▶ _Data for this task_
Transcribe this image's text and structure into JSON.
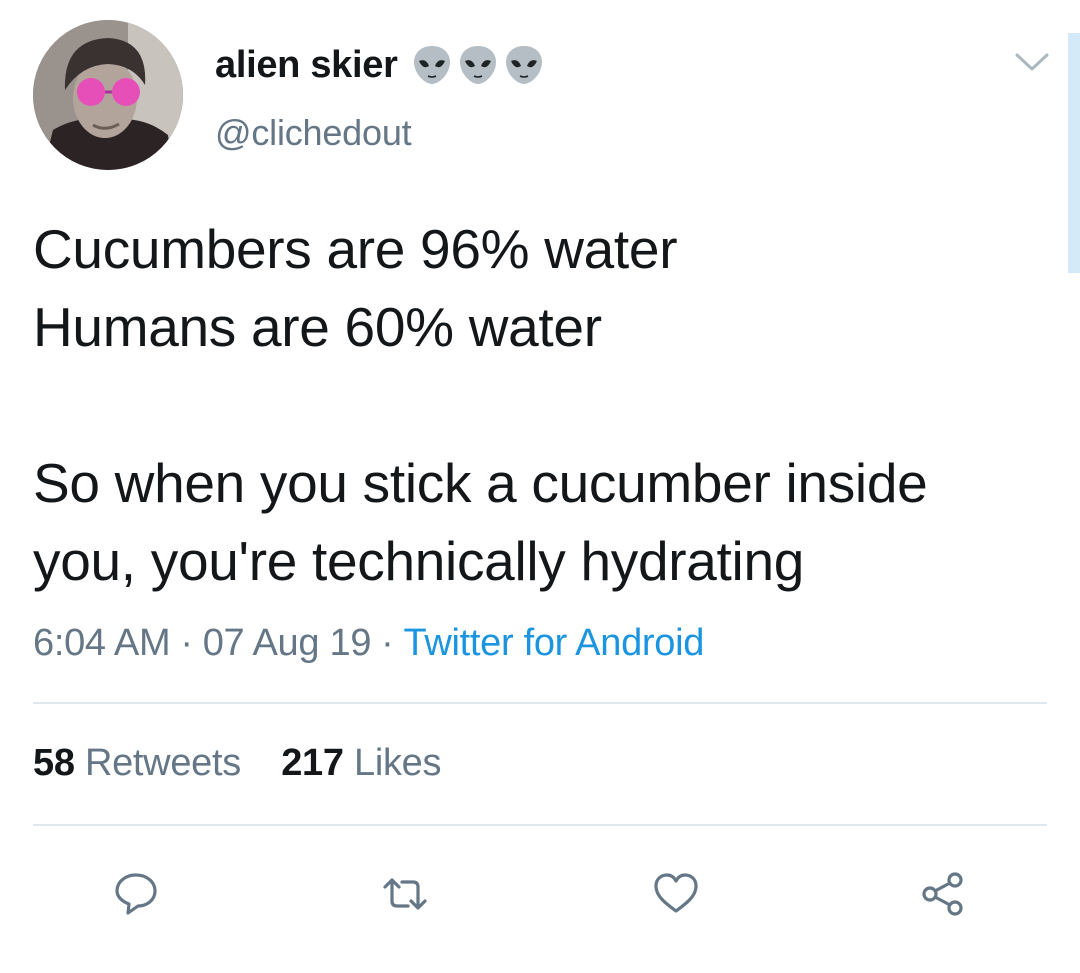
{
  "user": {
    "display_name": "alien skier",
    "name_emojis": [
      "alien-emoji",
      "alien-emoji",
      "alien-emoji"
    ],
    "handle": "@clichedout"
  },
  "tweet": {
    "lines": [
      "Cucumbers are 96% water",
      "Humans are 60% water",
      "",
      "So when you stick a cucumber inside",
      "you, you're technically hydrating"
    ],
    "time": "6:04 AM",
    "date": "07 Aug 19",
    "separator": "·",
    "source": "Twitter for Android"
  },
  "stats": {
    "retweets_count": "58",
    "retweets_label": "Retweets",
    "likes_count": "217",
    "likes_label": "Likes"
  },
  "actions": [
    "reply-icon",
    "retweet-icon",
    "like-icon",
    "share-icon"
  ],
  "colors": {
    "text": "#14171a",
    "secondary": "#657786",
    "link": "#1b95e0",
    "divider": "#e1e8ed",
    "avatar_glasses": "#e64fb8"
  }
}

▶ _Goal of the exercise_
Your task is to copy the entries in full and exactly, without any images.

▶ _Solution below_
Transcribe this image's text and structure into JSON.
{
  "user": {
    "display_name": "alien skier",
    "name_emojis": [
      "alien-emoji",
      "alien-emoji",
      "alien-emoji"
    ],
    "handle": "@clichedout"
  },
  "tweet": {
    "lines": [
      "Cucumbers are 96% water",
      "Humans are 60% water",
      "",
      "So when you stick a cucumber inside",
      "you, you're technically hydrating"
    ],
    "time": "6:04 AM",
    "date": "07 Aug 19",
    "separator": "·",
    "source": "Twitter for Android"
  },
  "stats": {
    "retweets_count": "58",
    "retweets_label": "Retweets",
    "likes_count": "217",
    "likes_label": "Likes"
  },
  "actions": [
    "reply-icon",
    "retweet-icon",
    "like-icon",
    "share-icon"
  ],
  "colors": {
    "text": "#14171a",
    "secondary": "#657786",
    "link": "#1b95e0",
    "divider": "#e1e8ed",
    "avatar_glasses": "#e64fb8"
  }
}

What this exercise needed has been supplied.